Suffolk County Executive Steve Bellone will lobby state lawmakers for relief from community college tuition payments, more day care aid for the working poor and approval to open a new gaming center.
Bellone Tuesday revealed his "state agenda" for 2013, after a year in which his office received most of its requests, including authorization to expand the red light camera program and open a local traffic violations bureau.
At the top of Suffolk's wish list for next year is one item it asked for in 2012 and did not receive: approval for Suffolk Off-Track Betting Corp. to open a video lottery terminal complex similar to the "racinos" at some state horse racing tracks. A recent OTB study estimated that 2,000 slot machine-like gaming terminals could generate $174 million a year for Suffolk County school districts and municipalities.
"The fact is that gaming is occurring in the region, but the money is leaving Suffolk County," Deputy County Executive Jon Schneider said. "This keeps the money in the county."
Suffolk leaders will again decline to ask for state approval to increase the sales tax rate, after other counties' efforts failed last year, Schneider said.
"Right now the focus is on a couple of targeted items for Suffolk County that we think stand a good chance of passage," he said. "These are things we think can get done."
Also on Suffolk's state agenda are requests for:
-- Relief from the mandate that it pay the tuition difference for students who attend costlier community colleges outside of the county. Suffolk recently started passing some of that cost to towns, but still has budgeted $3 million next year to pay for its portion.
-- An adjustment to the state aid formula for county child care subsidies, which does not allow Suffolk's calculation of future needs to factor in federal stimulus money received in 2010. As a result, the county has cut in half eligibility for the working poor, from 200 percent of the federal poverty level -- $46,100 in income for a family of four -- to the federal poverty level of $23,050 for the same size family.

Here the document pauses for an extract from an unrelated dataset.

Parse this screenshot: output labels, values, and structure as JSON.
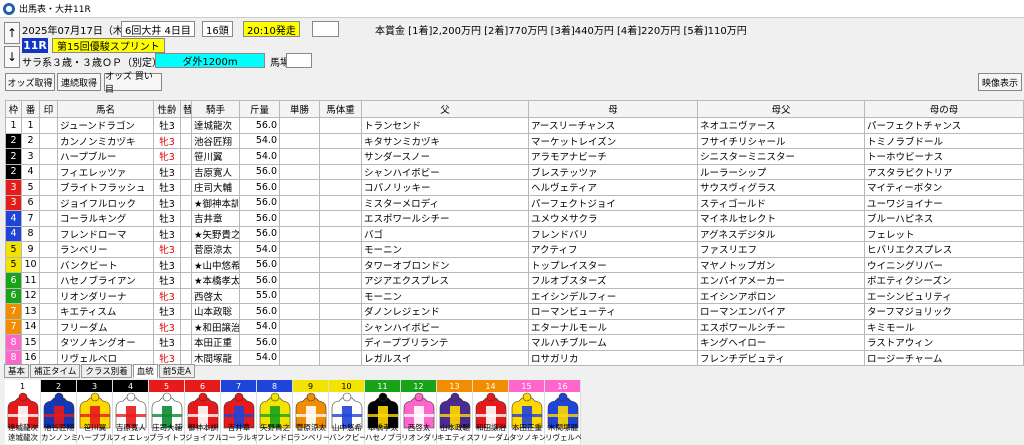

More than 2,000 county children lost day care this year because of the change, and officials said Suffolk will spend $3.4 million in 2012 to ensure that more aren't impacted.
-- Authority to lower property-tax assessments on properties damaged by superstorm Sandy. Two state lawmakers from Long Island -- Assemb. Robert Sweeney (D-Lindenhurst) and Sen.-elect Phil Boyle (R-Bay Shore) on Monday announced such a proposal (similar to a law passed in the wake of Tropical Storm Irene in 2011) that covers properties that sustained a loss in value of 50 percent or more.
-- Legislation to allow the county's Judicial Facilities Agency to borrow funds to buy the H. Lee Dennison Building in Hauppauge, providing the county with $70 million to close its remaining 2013 budget hole. The county then would make lease payments to cover the borrowing costs.